With the M1 house we would like to get a little bit closer to the answer. “We are not claiming to do everything the same as now in Brieselang later on,” emphasises Dieter Stricker. “We simply want to show that it is possible to build an inconspicuous solid masonry family home that generates more energy than it consumes.”

Stricker is convinced that these energy-plus houses are part of our future. “We do have passive-energy houses in our range but these are ultimately just an intermediate step,” is the conclusion. The solution of your own little house in the green countryside then finally becomes your own little green house.

Energy Award 2013
The project was awarded with the Energy Awards 2013 in Berlin on 14 November 2013. People, projects and companies are awarded in four categories: Etogas as “Energy Start-Up of the Year”, Stadtwerke Karlsruhe with the “Commercial Installation of the Year”, the M1 house as “Energy-efficient House of the Year” and the Flinc company as “Means of Transport of the Year”. The American economist Jeremy Rifkin received the special award as “Energizer of the Year”.
The winners of the Energy Awards are chosen every year by a forum of experts, which consists of dozens of specialists from all disciplines in the energy industry: the Energy Academy.

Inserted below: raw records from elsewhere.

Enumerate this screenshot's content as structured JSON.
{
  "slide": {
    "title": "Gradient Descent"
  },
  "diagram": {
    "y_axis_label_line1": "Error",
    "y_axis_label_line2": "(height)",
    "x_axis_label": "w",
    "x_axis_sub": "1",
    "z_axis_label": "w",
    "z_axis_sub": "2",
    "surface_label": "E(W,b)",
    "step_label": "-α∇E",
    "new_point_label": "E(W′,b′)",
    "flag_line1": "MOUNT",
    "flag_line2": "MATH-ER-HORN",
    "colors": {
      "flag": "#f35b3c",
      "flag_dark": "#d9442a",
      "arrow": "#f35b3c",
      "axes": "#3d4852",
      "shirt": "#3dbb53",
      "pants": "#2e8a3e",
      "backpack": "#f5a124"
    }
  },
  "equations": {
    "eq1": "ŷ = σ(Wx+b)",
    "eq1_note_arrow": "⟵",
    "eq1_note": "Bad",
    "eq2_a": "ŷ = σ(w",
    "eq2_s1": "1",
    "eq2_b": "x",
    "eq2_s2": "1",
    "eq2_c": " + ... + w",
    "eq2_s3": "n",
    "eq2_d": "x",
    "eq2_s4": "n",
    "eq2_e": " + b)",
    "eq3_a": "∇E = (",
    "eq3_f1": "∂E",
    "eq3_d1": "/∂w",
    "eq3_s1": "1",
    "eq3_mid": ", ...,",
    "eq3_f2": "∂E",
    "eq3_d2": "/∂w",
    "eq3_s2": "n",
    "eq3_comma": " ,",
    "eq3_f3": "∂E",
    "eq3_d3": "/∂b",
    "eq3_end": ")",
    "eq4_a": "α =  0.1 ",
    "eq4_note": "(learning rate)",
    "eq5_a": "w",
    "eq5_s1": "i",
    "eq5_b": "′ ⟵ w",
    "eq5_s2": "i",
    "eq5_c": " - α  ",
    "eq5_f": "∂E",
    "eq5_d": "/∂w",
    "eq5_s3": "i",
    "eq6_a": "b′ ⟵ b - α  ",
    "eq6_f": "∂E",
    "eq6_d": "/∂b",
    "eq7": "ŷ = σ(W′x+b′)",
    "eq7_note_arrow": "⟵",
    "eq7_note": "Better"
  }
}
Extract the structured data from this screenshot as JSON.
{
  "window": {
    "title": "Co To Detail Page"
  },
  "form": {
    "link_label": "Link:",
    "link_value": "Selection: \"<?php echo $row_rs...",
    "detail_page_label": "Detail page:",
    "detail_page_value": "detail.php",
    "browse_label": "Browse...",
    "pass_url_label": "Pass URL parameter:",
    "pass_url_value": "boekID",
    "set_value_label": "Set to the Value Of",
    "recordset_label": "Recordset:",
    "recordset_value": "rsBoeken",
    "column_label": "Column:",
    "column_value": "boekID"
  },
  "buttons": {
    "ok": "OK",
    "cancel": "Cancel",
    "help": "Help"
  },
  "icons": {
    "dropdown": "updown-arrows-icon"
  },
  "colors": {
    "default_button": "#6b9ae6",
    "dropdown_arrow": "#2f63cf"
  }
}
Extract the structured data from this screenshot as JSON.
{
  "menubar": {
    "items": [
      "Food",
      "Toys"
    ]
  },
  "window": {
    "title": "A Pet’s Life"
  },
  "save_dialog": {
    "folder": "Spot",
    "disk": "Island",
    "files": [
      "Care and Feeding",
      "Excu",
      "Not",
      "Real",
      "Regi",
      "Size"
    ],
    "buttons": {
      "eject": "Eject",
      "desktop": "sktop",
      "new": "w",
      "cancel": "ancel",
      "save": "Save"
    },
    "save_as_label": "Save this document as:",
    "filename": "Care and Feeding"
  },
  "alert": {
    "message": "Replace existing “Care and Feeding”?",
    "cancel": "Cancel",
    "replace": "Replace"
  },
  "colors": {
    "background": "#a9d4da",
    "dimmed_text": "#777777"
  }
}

As the think tank of the energy sector it is supposed to also provide inspiration for the energy revolution through the Energy Awards.

Energy-efficient House of the Year
Are your four walls smart? Do you heat your house using solar energy or do you have a house with innovative energy storage? Then apply for the Energy Award in the “Energy-efficient House of the Year” category.
A jury of renowned representatives from the energy industry, the Energy Academy, presents this award to the most progressive privately-owned house of the year. The winner can enjoy prize money of EUR 10,000 in cash. The ENERGIESPAREN magazine published by Bellevue And More will also report extensively on the winning concept. With the Energy Awards, the initiators Handelsblatt and GE, the business partners Deutsche Post DHL, McDonald’s and BearingPoint and the media partners Bellevue And More, n-tv and Energate want to set a clear sign of commitment to the energy revolution, enter into dialogue across industries and provide the stage for future winning projects that they deserve.
By Lukas Kirchner – abbreviated version
Photos: Andreas Labes

Film at:
http://www.energyawards.de/awards/die-finalisten-2013/m1-haus/